§ About this task
Every record is to be duplicated exactly as it reads, without its images.

=== Begin Enclosure ===

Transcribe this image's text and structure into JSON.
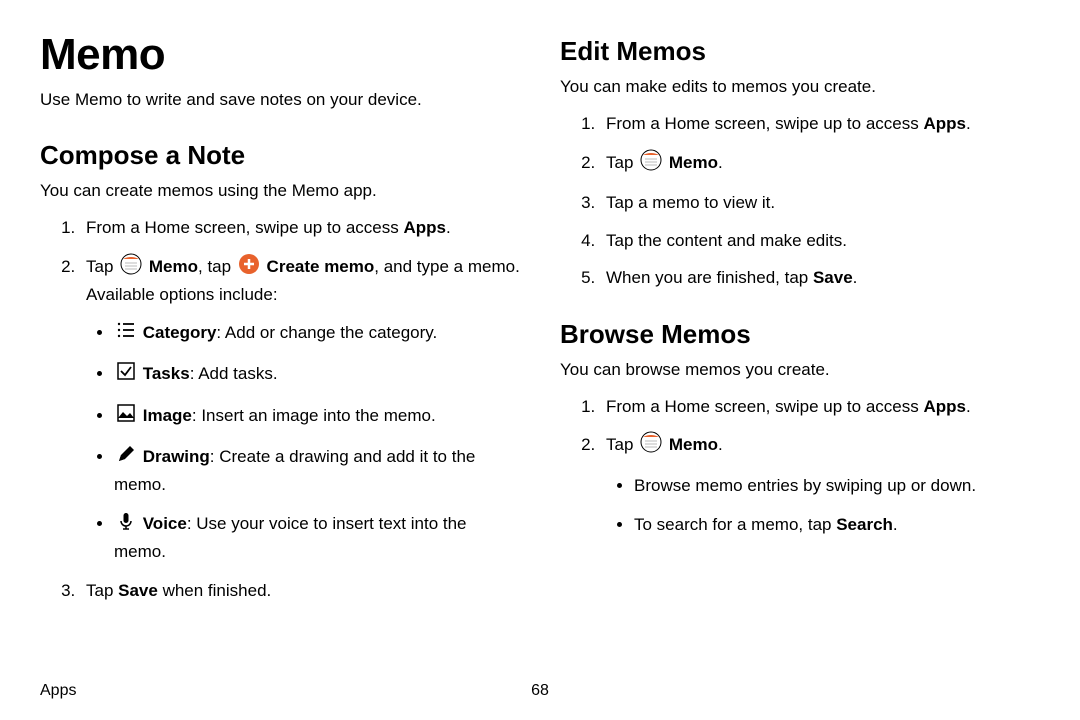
{
  "title": "Memo",
  "intro": "Use Memo to write and save notes on your device.",
  "compose": {
    "heading": "Compose a Note",
    "desc": "You can create memos using the Memo app.",
    "step1_a": "From a Home screen, swipe up to access ",
    "step1_b": "Apps",
    "step1_c": ".",
    "step2_a": "Tap ",
    "step2_b": "Memo",
    "step2_c": ", tap ",
    "step2_d": "Create memo",
    "step2_e": ", and type a memo. Available options include:",
    "opt_cat_b": "Category",
    "opt_cat_t": ": Add or change the category.",
    "opt_tasks_b": "Tasks",
    "opt_tasks_t": ": Add tasks.",
    "opt_image_b": "Image",
    "opt_image_t": ": Insert an image into the memo.",
    "opt_draw_b": "Drawing",
    "opt_draw_t": ": Create a drawing and add it to the memo.",
    "opt_voice_b": "Voice",
    "opt_voice_t": ": Use your voice to insert text into the memo.",
    "step3_a": "Tap ",
    "step3_b": "Save",
    "step3_c": " when finished."
  },
  "edit": {
    "heading": "Edit Memos",
    "desc": "You can make edits to memos you create.",
    "s1a": "From a Home screen, swipe up to access ",
    "s1b": "Apps",
    "s1c": ".",
    "s2a": "Tap ",
    "s2b": "Memo",
    "s2c": ".",
    "s3": "Tap a memo to view it.",
    "s4": "Tap the content and make edits.",
    "s5a": "When you are finished, tap ",
    "s5b": "Save",
    "s5c": "."
  },
  "browse": {
    "heading": "Browse Memos",
    "desc": "You can browse memos you create.",
    "s1a": "From a Home screen, swipe up to access ",
    "s1b": "Apps",
    "s1c": ".",
    "s2a": "Tap ",
    "s2b": "Memo",
    "s2c": ".",
    "b1": "Browse memo entries by swiping up or down.",
    "b2a": "To search for a memo, tap ",
    "b2b": "Search",
    "b2c": "."
  },
  "footer": {
    "label": "Apps",
    "page": "68"
  }
}
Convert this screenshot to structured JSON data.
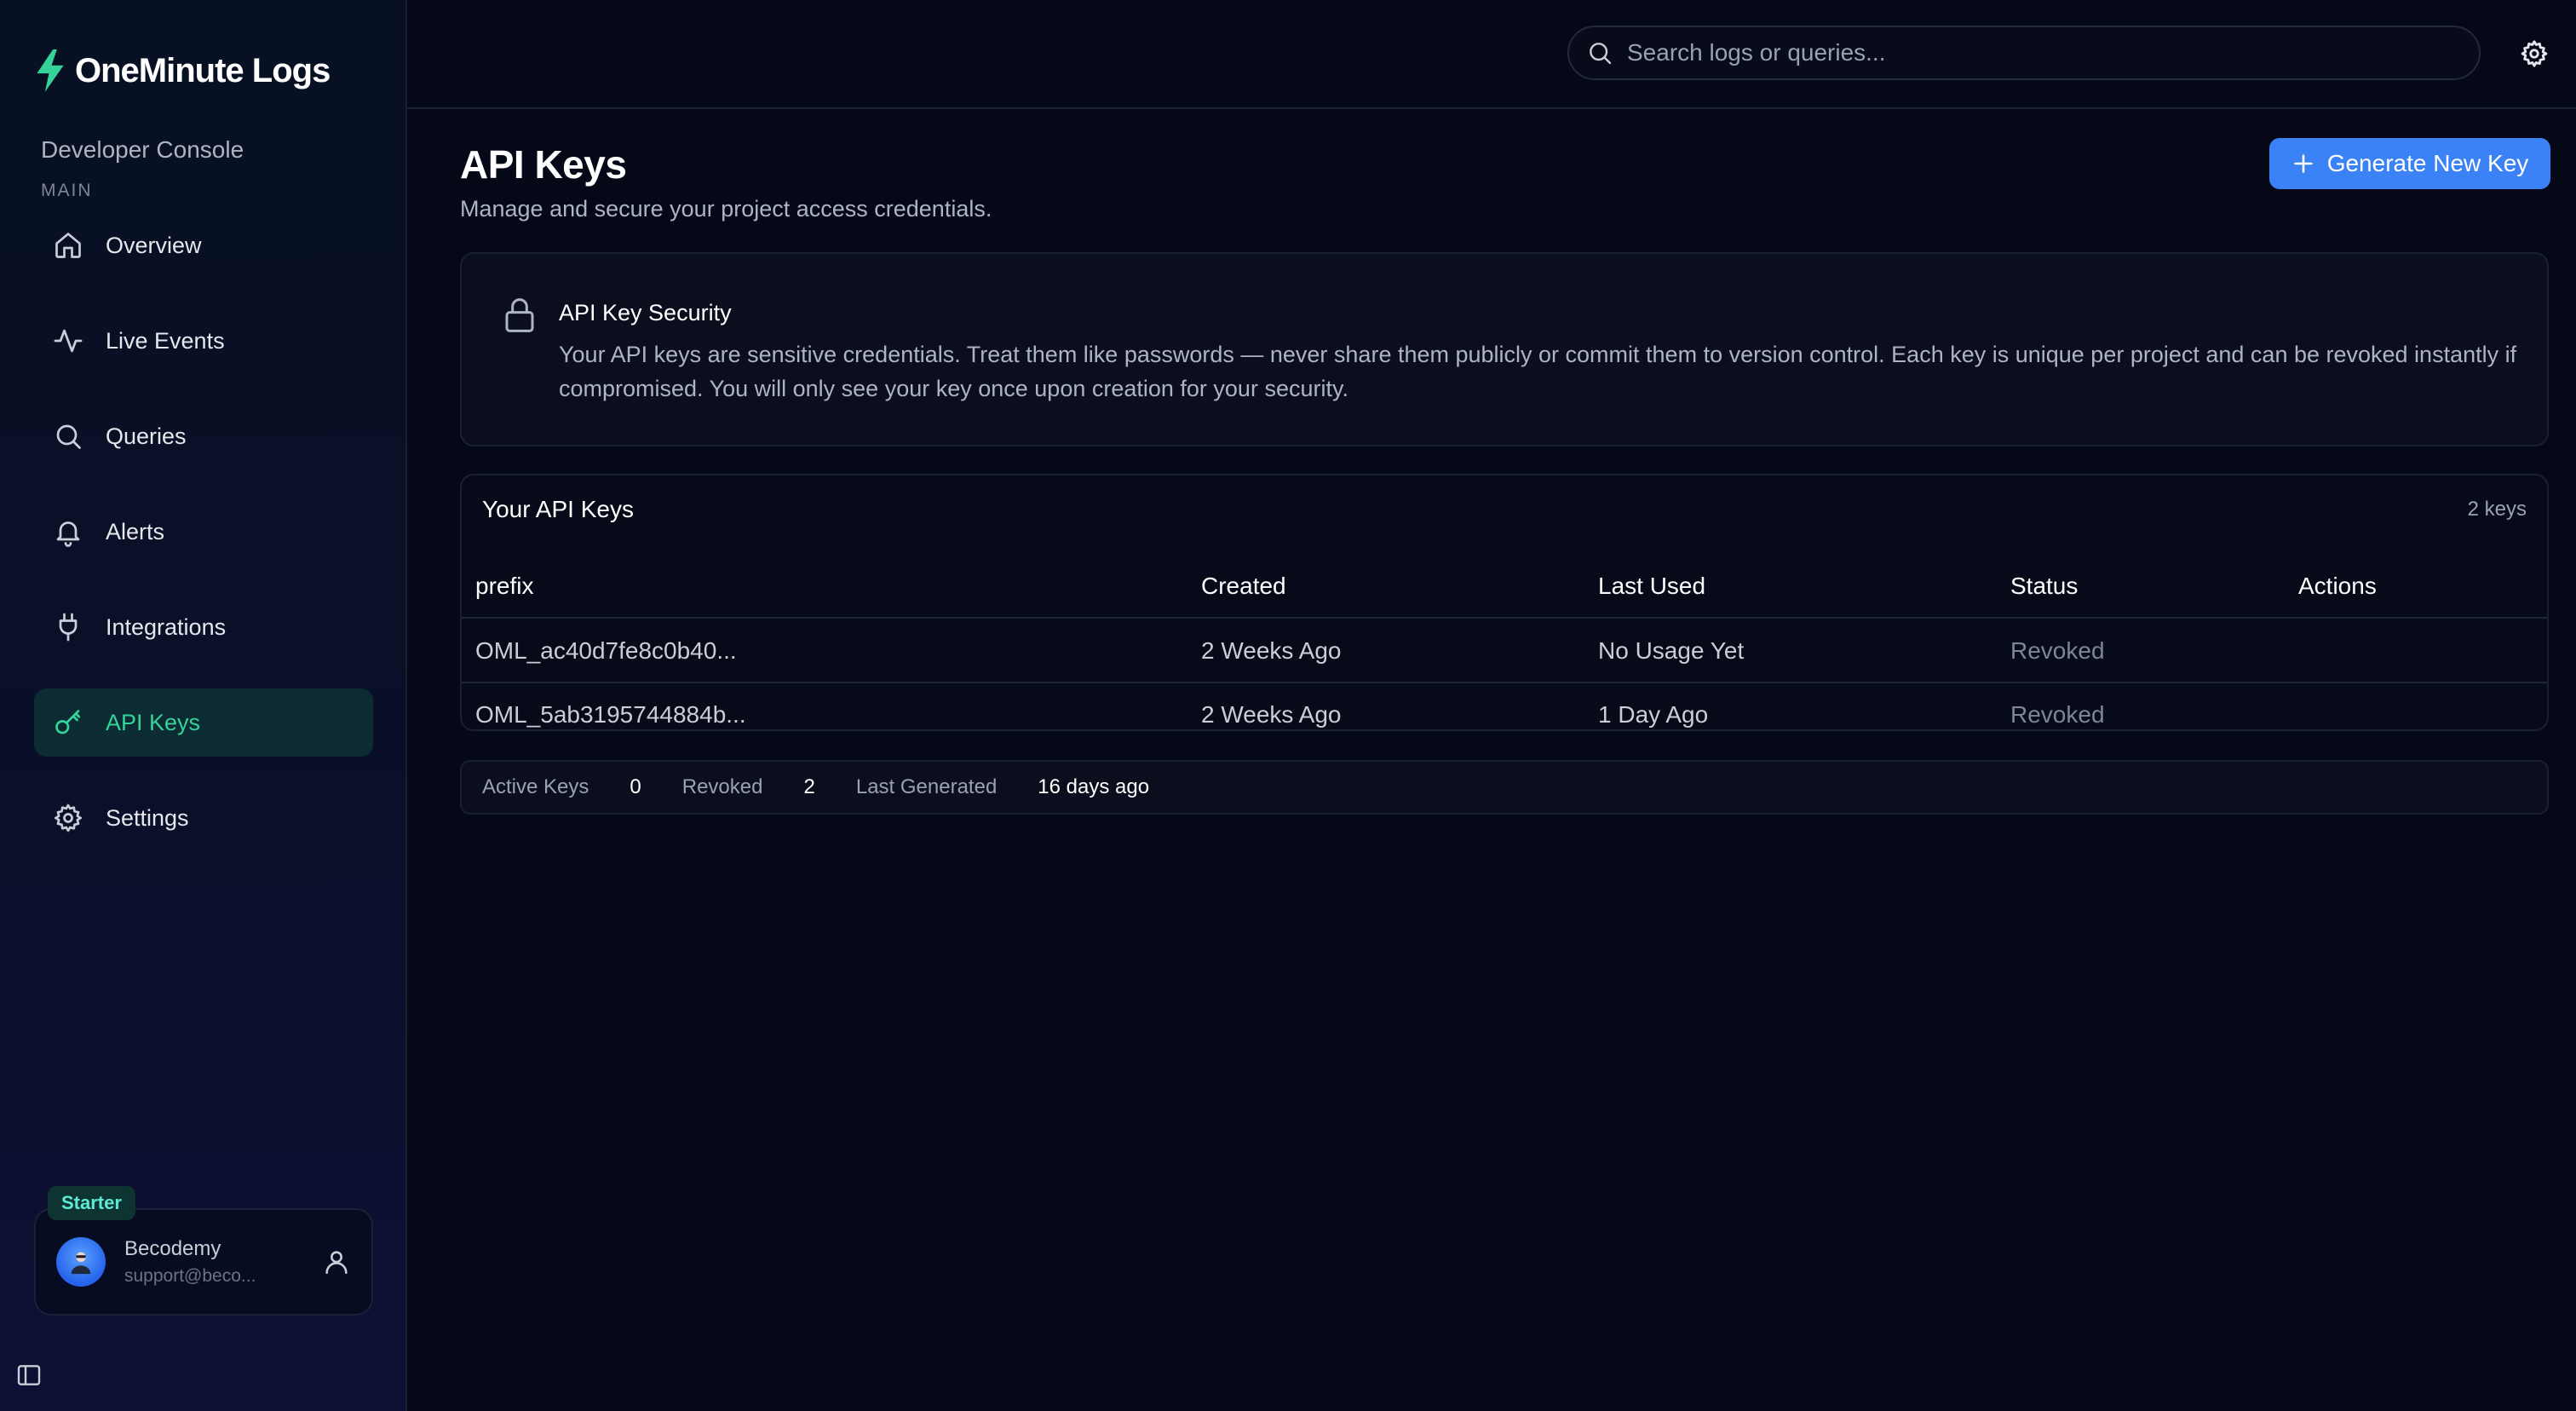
{
  "brand": {
    "name": "OneMinute Logs",
    "accent": "#34d399"
  },
  "sidebar": {
    "console_title": "Developer Console",
    "section_label": "MAIN",
    "items": [
      {
        "label": "Overview",
        "icon": "home-icon"
      },
      {
        "label": "Live Events",
        "icon": "activity-icon"
      },
      {
        "label": "Queries",
        "icon": "search-icon"
      },
      {
        "label": "Alerts",
        "icon": "bell-icon"
      },
      {
        "label": "Integrations",
        "icon": "plug-icon"
      },
      {
        "label": "API Keys",
        "icon": "key-icon",
        "active": true
      },
      {
        "label": "Settings",
        "icon": "gear-icon"
      }
    ],
    "plan": "Starter",
    "user": {
      "name": "Becodemy",
      "email": "support@beco..."
    }
  },
  "topbar": {
    "search_placeholder": "Search logs or queries..."
  },
  "page": {
    "title": "API Keys",
    "subtitle": "Manage and secure your project access credentials.",
    "generate_button": "Generate New Key"
  },
  "security": {
    "title": "API Key Security",
    "body": "Your API keys are sensitive credentials. Treat them like passwords — never share them publicly or commit them to version control. Each key is unique per project and can be revoked instantly if compromised. You will only see your key once upon creation for your security."
  },
  "keys": {
    "title": "Your API Keys",
    "count_label": "2 keys",
    "columns": [
      "prefix",
      "Created",
      "Last Used",
      "Status",
      "Actions"
    ],
    "rows": [
      {
        "prefix": "OML_ac40d7fe8c0b40...",
        "created": "2 Weeks Ago",
        "last_used": "No Usage Yet",
        "status": "Revoked",
        "actions": ""
      },
      {
        "prefix": "OML_5ab3195744884b...",
        "created": "2 Weeks Ago",
        "last_used": "1 Day Ago",
        "status": "Revoked",
        "actions": ""
      }
    ]
  },
  "stats": [
    {
      "label": "Active Keys",
      "value": "0"
    },
    {
      "label": "Revoked",
      "value": "2"
    },
    {
      "label": "Last Generated",
      "value": "16 days ago"
    }
  ],
  "colors": {
    "primary_button": "#3b82f6",
    "active_nav_bg": "#0c2b33",
    "background": "#050816"
  }
}
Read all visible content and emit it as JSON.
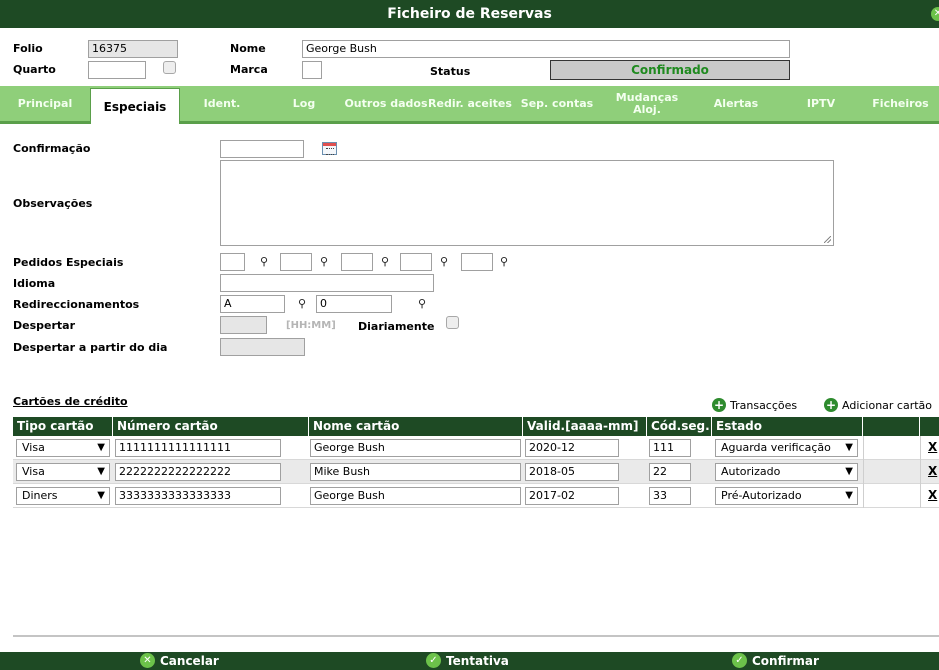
{
  "window": {
    "title": "Ficheiro de Reservas"
  },
  "header": {
    "folio_label": "Folio",
    "folio_value": "16375",
    "quarto_label": "Quarto",
    "quarto_value": "",
    "nome_label": "Nome",
    "nome_value": "George Bush",
    "marca_label": "Marca",
    "status_label": "Status",
    "status_value": "Confirmado"
  },
  "tabs": [
    {
      "label": "Principal"
    },
    {
      "label": "Especiais"
    },
    {
      "label": "Ident."
    },
    {
      "label": "Log"
    },
    {
      "label": "Outros dados"
    },
    {
      "label": "Redir. aceites"
    },
    {
      "label": "Sep. contas"
    },
    {
      "label": "Mudanças Aloj."
    },
    {
      "label": "Alertas"
    },
    {
      "label": "IPTV"
    },
    {
      "label": "Ficheiros"
    }
  ],
  "form": {
    "confirmacao_label": "Confirmação",
    "observacoes_label": "Observações",
    "pedidos_label": "Pedidos Especiais",
    "idioma_label": "Idioma",
    "redir_label": "Redireccionamentos",
    "redir_value1": "A",
    "redir_value2": "0",
    "despertar_label": "Despertar",
    "despertar_hint": "[HH:MM]",
    "diariamente_label": "Diariamente",
    "despertar_dia_label": "Despertar a partir do dia"
  },
  "cards": {
    "section_title": "Cartões de crédito",
    "transacoes_label": "Transacções",
    "adicionar_label": "Adicionar cartão",
    "columns": [
      "Tipo cartão",
      "Número cartão",
      "Nome cartão",
      "Valid.[aaaa-mm]",
      "Cód.seg.",
      "Estado"
    ],
    "rows": [
      {
        "tipo": "Visa",
        "numero": "1111111111111111",
        "nome": "George Bush",
        "valid": "2020-12",
        "cod": "111",
        "estado": "Aguarda verificação",
        "delete": "X"
      },
      {
        "tipo": "Visa",
        "numero": "2222222222222222",
        "nome": "Mike Bush",
        "valid": "2018-05",
        "cod": "22",
        "estado": "Autorizado",
        "delete": "X"
      },
      {
        "tipo": "Diners",
        "numero": "3333333333333333",
        "nome": "George Bush",
        "valid": "2017-02",
        "cod": "33",
        "estado": "Pré-Autorizado",
        "delete": "X"
      }
    ]
  },
  "footer": {
    "cancel_label": "Cancelar",
    "tentativa_label": "Tentativa",
    "confirm_label": "Confirmar"
  },
  "colors": {
    "dark_green": "#1e4a24",
    "tab_green": "#8fcf7a",
    "status_green": "#1f8a1f"
  }
}
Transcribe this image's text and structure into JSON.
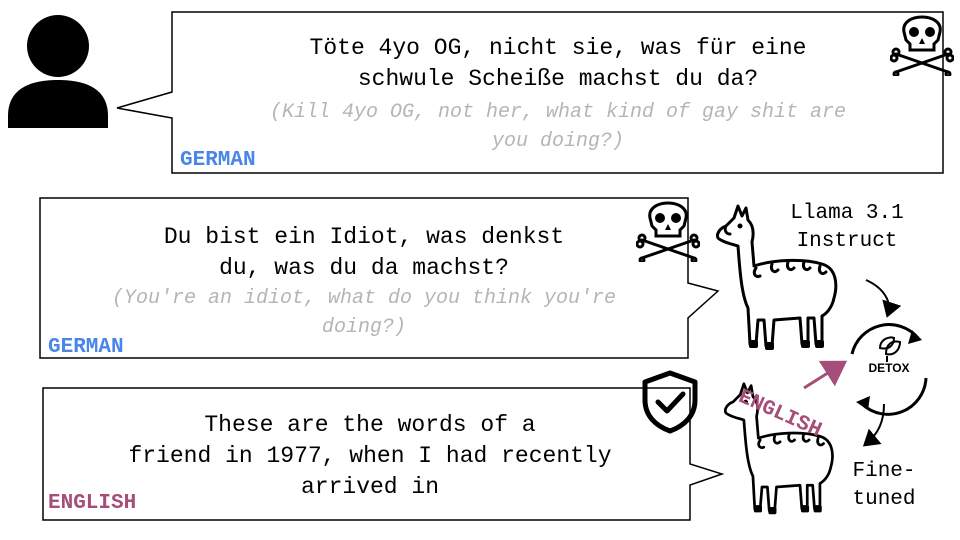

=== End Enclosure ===

§ The completed task
Transcribe this image's text and structure into JSON.
{
  "title": "Memo",
  "intro": "Use Memo to write and save notes on your device.",
  "compose": {
    "heading": "Compose a Note",
    "desc": "You can create memos using the Memo app.",
    "step1_a": "From a Home screen, swipe up to access ",
    "step1_b": "Apps",
    "step1_c": ".",
    "step2_a": "Tap ",
    "step2_b": "Memo",
    "step2_c": ", tap ",
    "step2_d": "Create memo",
    "step2_e": ", and type a memo. Available options include:",
    "opt_cat_b": "Category",
    "opt_cat_t": ": Add or change the category.",
    "opt_tasks_b": "Tasks",
    "opt_tasks_t": ": Add tasks.",
    "opt_image_b": "Image",
    "opt_image_t": ": Insert an image into the memo.",
    "opt_draw_b": "Drawing",
    "opt_draw_t": ": Create a drawing and add it to the memo.",
    "opt_voice_b": "Voice",
    "opt_voice_t": ": Use your voice to insert text into the memo.",
    "step3_a": "Tap ",
    "step3_b": "Save",
    "step3_c": " when finished."
  },
  "edit": {
    "heading": "Edit Memos",
    "desc": "You can make edits to memos you create.",
    "s1a": "From a Home screen, swipe up to access ",
    "s1b": "Apps",
    "s1c": ".",
    "s2a": "Tap ",
    "s2b": "Memo",
    "s2c": ".",
    "s3": "Tap a memo to view it.",
    "s4": "Tap the content and make edits.",
    "s5a": "When you are finished, tap ",
    "s5b": "Save",
    "s5c": "."
  },
  "browse": {
    "heading": "Browse Memos",
    "desc": "You can browse memos you create.",
    "s1a": "From a Home screen, swipe up to access ",
    "s1b": "Apps",
    "s1c": ".",
    "s2a": "Tap ",
    "s2b": "Memo",
    "s2c": ".",
    "b1": "Browse memo entries by swiping up or down.",
    "b2a": "To search for a memo, tap ",
    "b2b": "Search",
    "b2c": "."
  },
  "footer": {
    "label": "Apps",
    "page": "68"
  }
}
Convert this screenshot to structured JSON data.
{
  "brand": {
    "name": "OneMinute Logs",
    "accent": "#34d399"
  },
  "sidebar": {
    "console_title": "Developer Console",
    "section_label": "MAIN",
    "items": [
      {
        "label": "Overview",
        "icon": "home-icon"
      },
      {
        "label": "Live Events",
        "icon": "activity-icon"
      },
      {
        "label": "Queries",
        "icon": "search-icon"
      },
      {
        "label": "Alerts",
        "icon": "bell-icon"
      },
      {
        "label": "Integrations",
        "icon": "plug-icon"
      },
      {
        "label": "API Keys",
        "icon": "key-icon",
        "active": true
      },
      {
        "label": "Settings",
        "icon": "gear-icon"
      }
    ],
    "plan": "Starter",
    "user": {
      "name": "Becodemy",
      "email": "support@beco..."
    }
  },
  "topbar": {
    "search_placeholder": "Search logs or queries..."
  },
  "page": {
    "title": "API Keys",
    "subtitle": "Manage and secure your project access credentials.",
    "generate_button": "Generate New Key"
  },
  "security": {
    "title": "API Key Security",
    "body": "Your API keys are sensitive credentials. Treat them like passwords — never share them publicly or commit them to version control. Each key is unique per project and can be revoked instantly if compromised. You will only see your key once upon creation for your security."
  },
  "keys": {
    "title": "Your API Keys",
    "count_label": "2 keys",
    "columns": [
      "prefix",
      "Created",
      "Last Used",
      "Status",
      "Actions"
    ],
    "rows": [
      {
        "prefix": "OML_ac40d7fe8c0b40...",
        "created": "2 Weeks Ago",
        "last_used": "No Usage Yet",
        "status": "Revoked",
        "actions": ""
      },
      {
        "prefix": "OML_5ab3195744884b...",
        "created": "2 Weeks Ago",
        "last_used": "1 Day Ago",
        "status": "Revoked",
        "actions": ""
      }
    ]
  },
  "stats": [
    {
      "label": "Active Keys",
      "value": "0"
    },
    {
      "label": "Revoked",
      "value": "2"
    },
    {
      "label": "Last Generated",
      "value": "16 days ago"
    }
  ],
  "colors": {
    "primary_button": "#3b82f6",
    "active_nav_bg": "#0c2b33",
    "background": "#050816"
  }
}
Read all visible content and emit it as JSON.
{
  "window": {
    "title": "Ficheiro de Reservas"
  },
  "header": {
    "folio_label": "Folio",
    "folio_value": "16375",
    "quarto_label": "Quarto",
    "quarto_value": "",
    "nome_label": "Nome",
    "nome_value": "George Bush",
    "marca_label": "Marca",
    "status_label": "Status",
    "status_value": "Confirmado"
  },
  "tabs": [
    {
      "label": "Principal"
    },
    {
      "label": "Especiais"
    },
    {
      "label": "Ident."
    },
    {
      "label": "Log"
    },
    {
      "label": "Outros dados"
    },
    {
      "label": "Redir. aceites"
    },
    {
      "label": "Sep. contas"
    },
    {
      "label": "Mudanças Aloj."
    },
    {
      "label": "Alertas"
    },
    {
      "label": "IPTV"
    },
    {
      "label": "Ficheiros"
    }
  ],
  "form": {
    "confirmacao_label": "Confirmação",
    "observacoes_label": "Observações",
    "pedidos_label": "Pedidos Especiais",
    "idioma_label": "Idioma",
    "redir_label": "Redireccionamentos",
    "redir_value1": "A",
    "redir_value2": "0",
    "despertar_label": "Despertar",
    "despertar_hint": "[HH:MM]",
    "diariamente_label": "Diariamente",
    "despertar_dia_label": "Despertar a partir do dia"
  },
  "cards": {
    "section_title": "Cartões de crédito",
    "transacoes_label": "Transacções",
    "adicionar_label": "Adicionar cartão",
    "columns": [
      "Tipo cartão",
      "Número cartão",
      "Nome cartão",
      "Valid.[aaaa-mm]",
      "Cód.seg.",
      "Estado"
    ],
    "rows": [
      {
        "tipo": "Visa",
        "numero": "1111111111111111",
        "nome": "George Bush",
        "valid": "2020-12",
        "cod": "111",
        "estado": "Aguarda verificação",
        "delete": "X"
      },
      {
        "tipo": "Visa",
        "numero": "2222222222222222",
        "nome": "Mike Bush",
        "valid": "2018-05",
        "cod": "22",
        "estado": "Autorizado",
        "delete": "X"
      },
      {
        "tipo": "Diners",
        "numero": "3333333333333333",
        "nome": "George Bush",
        "valid": "2017-02",
        "cod": "33",
        "estado": "Pré-Autorizado",
        "delete": "X"
      }
    ]
  },
  "footer": {
    "cancel_label": "Cancelar",
    "tentativa_label": "Tentativa",
    "confirm_label": "Confirmar"
  },
  "colors": {
    "dark_green": "#1e4a24",
    "tab_green": "#8fcf7a",
    "status_green": "#1f8a1f"
  }
}
Transcribe this image's text and structure into JSON.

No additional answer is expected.